Work request >>
If a record contains a picture, leave the picture out and reproduce everything else exactly.

Provided material >>
# # # #
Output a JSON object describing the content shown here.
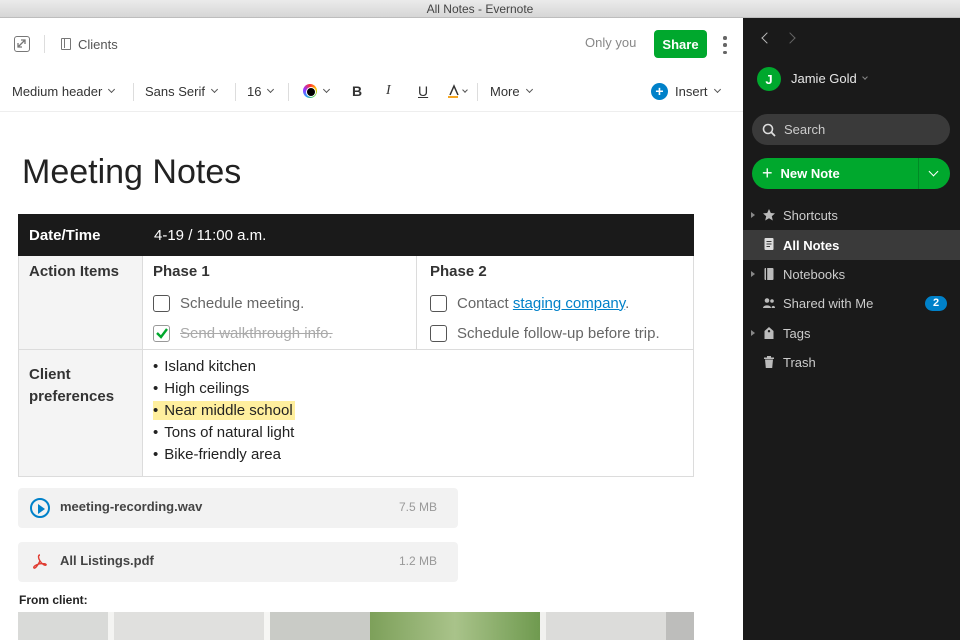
{
  "window": {
    "title": "All Notes - Evernote"
  },
  "topbar": {
    "notebook": "Clients",
    "visibility": "Only you",
    "share_label": "Share"
  },
  "toolbar": {
    "style": "Medium header",
    "font": "Sans Serif",
    "size": "16",
    "bold": "B",
    "italic": "I",
    "underline": "U",
    "more": "More",
    "insert": "Insert"
  },
  "note": {
    "title": "Meeting Notes",
    "datetime_label": "Date/Time",
    "datetime_value": "4-19 / 11:00 a.m.",
    "action_items_label": "Action Items",
    "phase1": {
      "title": "Phase 1",
      "todos": [
        {
          "text": "Schedule meeting.",
          "done": false
        },
        {
          "text": "Send walkthrough info.",
          "done": true
        }
      ]
    },
    "phase2": {
      "title": "Phase 2",
      "todo1_prefix": "Contact ",
      "todo1_link": "staging company",
      "todo1_suffix": ".",
      "todo2": "Schedule follow-up before trip."
    },
    "prefs_label": "Client preferences",
    "preferences": [
      "Island kitchen",
      "High ceilings",
      "Near middle school",
      "Tons of natural light",
      "Bike-friendly area"
    ],
    "highlight_color": "#ffef9e"
  },
  "attachments": [
    {
      "name": "meeting-recording.wav",
      "size": "7.5 MB",
      "icon": "play-icon"
    },
    {
      "name": "All Listings.pdf",
      "size": "1.2 MB",
      "icon": "pdf-icon"
    }
  ],
  "from_client_label": "From client:",
  "sidebar": {
    "user_initial": "J",
    "user_name": "Jamie Gold",
    "search_label": "Search",
    "new_note_label": "New Note",
    "items": [
      {
        "label": "Shortcuts",
        "icon": "star-icon"
      },
      {
        "label": "All Notes",
        "icon": "notes-icon"
      },
      {
        "label": "Notebooks",
        "icon": "notebook-icon"
      },
      {
        "label": "Shared with Me",
        "icon": "people-icon",
        "badge": "2"
      },
      {
        "label": "Tags",
        "icon": "tag-icon"
      },
      {
        "label": "Trash",
        "icon": "trash-icon"
      }
    ]
  },
  "colors": {
    "accent_green": "#00a82d",
    "link_blue": "#0081c9",
    "sidebar_bg": "#1a1a1a"
  }
}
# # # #
Result of the exercise >>
Output a JSON object describing the content shown here.
{
  "window": {
    "title": "All Notes - Evernote"
  },
  "topbar": {
    "notebook": "Clients",
    "visibility": "Only you",
    "share_label": "Share"
  },
  "toolbar": {
    "style": "Medium header",
    "font": "Sans Serif",
    "size": "16",
    "bold": "B",
    "italic": "I",
    "underline": "U",
    "more": "More",
    "insert": "Insert"
  },
  "note": {
    "title": "Meeting Notes",
    "datetime_label": "Date/Time",
    "datetime_value": "4-19 / 11:00 a.m.",
    "action_items_label": "Action Items",
    "phase1": {
      "title": "Phase 1",
      "todos": [
        {
          "text": "Schedule meeting.",
          "done": false
        },
        {
          "text": "Send walkthrough info.",
          "done": true
        }
      ]
    },
    "phase2": {
      "title": "Phase 2",
      "todo1_prefix": "Contact ",
      "todo1_link": "staging company",
      "todo1_suffix": ".",
      "todo2": "Schedule follow-up before trip."
    },
    "prefs_label": "Client preferences",
    "preferences": [
      "Island kitchen",
      "High ceilings",
      "Near middle school",
      "Tons of natural light",
      "Bike-friendly area"
    ],
    "highlight_color": "#ffef9e"
  },
  "attachments": [
    {
      "name": "meeting-recording.wav",
      "size": "7.5 MB",
      "icon": "play-icon"
    },
    {
      "name": "All Listings.pdf",
      "size": "1.2 MB",
      "icon": "pdf-icon"
    }
  ],
  "from_client_label": "From client:",
  "sidebar": {
    "user_initial": "J",
    "user_name": "Jamie Gold",
    "search_label": "Search",
    "new_note_label": "New Note",
    "items": [
      {
        "label": "Shortcuts",
        "icon": "star-icon"
      },
      {
        "label": "All Notes",
        "icon": "notes-icon"
      },
      {
        "label": "Notebooks",
        "icon": "notebook-icon"
      },
      {
        "label": "Shared with Me",
        "icon": "people-icon",
        "badge": "2"
      },
      {
        "label": "Tags",
        "icon": "tag-icon"
      },
      {
        "label": "Trash",
        "icon": "trash-icon"
      }
    ]
  },
  "colors": {
    "accent_green": "#00a82d",
    "link_blue": "#0081c9",
    "sidebar_bg": "#1a1a1a"
  }
}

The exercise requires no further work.